Proportion of adults diagnosed with inflammatory arthritis in England has increased by more than 40%
The proportion of adults in England diagnosed with inflammatory arthritis has increased by at least 40% between 2004 to 2020, new Keele University research has found.
Inflammatory arthritis groups together conditions causing joint pain and swelling. Its three main types—rheumatoid arthritis, psoriatic arthritis, and axial spondyloarthritis—cause long-term pain and disability and have high costs to the UK economy. The earlier people with inflammatory arthritis receive specialist treatment, the better their outcomes.
Led by Dr. Ian Scott from Keele University's School of Medicine and Midlands Partnership NHS Foundation Trust, this study published in The Lancet Regional Health—Europe looked at the proportion of adults in England with a diagnosis of one of these three conditions in each year from 2004 to 2020.
Planning NHS services to deliver early and appropriate specialist treatment to patients with inflammatory arthritis requires understanding how many people in England have these conditions. To address this, the research team looked at data from a large GP database—the Clinical Practice Research Datalink Aurum—which currently includes information from over 1,400 GP practices across 20% of England. They looked at data from 2004 to 2020, to understand how the prevalence of inflammatory arthritis diagnoses have changed in that time.
They found that the proportion of adults in England with a diagnosis of one of these forms of inflammatory arthritis increased over the study period by at least 40%. This meant that in 2020 over 1% of adults and over 2.5% of those aged over 65 years in England had a diagnosis in their GP records of one of these conditions.

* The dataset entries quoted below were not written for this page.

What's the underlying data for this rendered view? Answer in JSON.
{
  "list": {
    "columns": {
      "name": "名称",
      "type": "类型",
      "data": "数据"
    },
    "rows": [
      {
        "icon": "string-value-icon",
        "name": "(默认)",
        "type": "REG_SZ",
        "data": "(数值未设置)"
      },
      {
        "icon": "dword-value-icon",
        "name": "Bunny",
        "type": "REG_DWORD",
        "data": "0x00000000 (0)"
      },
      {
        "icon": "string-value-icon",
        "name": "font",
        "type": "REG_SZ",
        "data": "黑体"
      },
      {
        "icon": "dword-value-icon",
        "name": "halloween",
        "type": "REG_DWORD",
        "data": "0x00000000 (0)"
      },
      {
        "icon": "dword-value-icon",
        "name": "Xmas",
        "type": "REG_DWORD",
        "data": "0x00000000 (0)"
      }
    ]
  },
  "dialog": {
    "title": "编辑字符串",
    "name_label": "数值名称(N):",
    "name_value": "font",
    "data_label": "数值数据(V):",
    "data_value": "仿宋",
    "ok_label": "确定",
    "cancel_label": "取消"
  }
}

Lead author, Dr. Ian Scott says that their "findings have significant implications for the NHS in England. Many studies have shown that the earlier people with inflammatory arthritis receive specialist treatment the better they do, and it is very important that people with new onset inflammatory arthritis or suffering a flare of their arthritis are seen quickly. Organizing NHS services to enable this is vital."

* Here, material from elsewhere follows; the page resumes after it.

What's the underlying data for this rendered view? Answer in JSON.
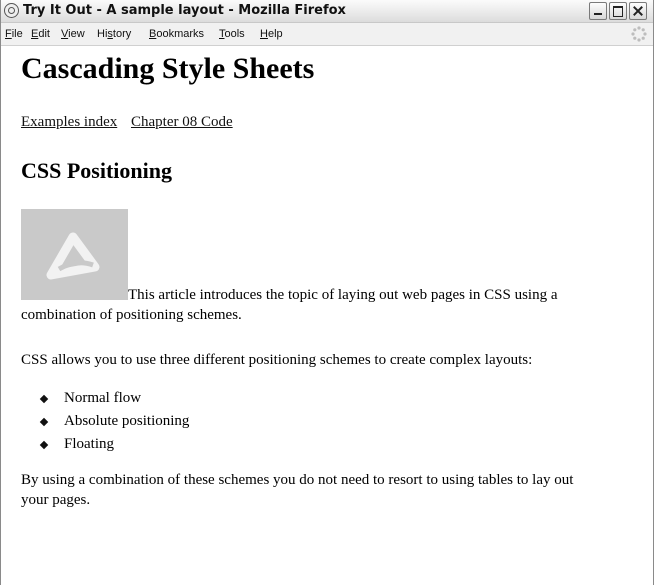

"Our results show that these conditions are more common in people aged over 65 years. This highlights the need to consider older people when planning arthritis NHS services. We need to particularly make sure that the widespread move to online healthcare does not adversely affect older people with arthritis, as other studies have shown they are less likely to use the internet and have the essential digital skills to access it independently."
More information: Ian C. Scott et al, Rheumatoid arthritis, psoriatic arthritis, and axial spondyloarthritis epidemiology in England from 2004 to 2020: An observational study using primary care electronic health record data, The Lancet Regional Health—Europe (2022). DOI: 10.1016/j.lanepe.2022.100519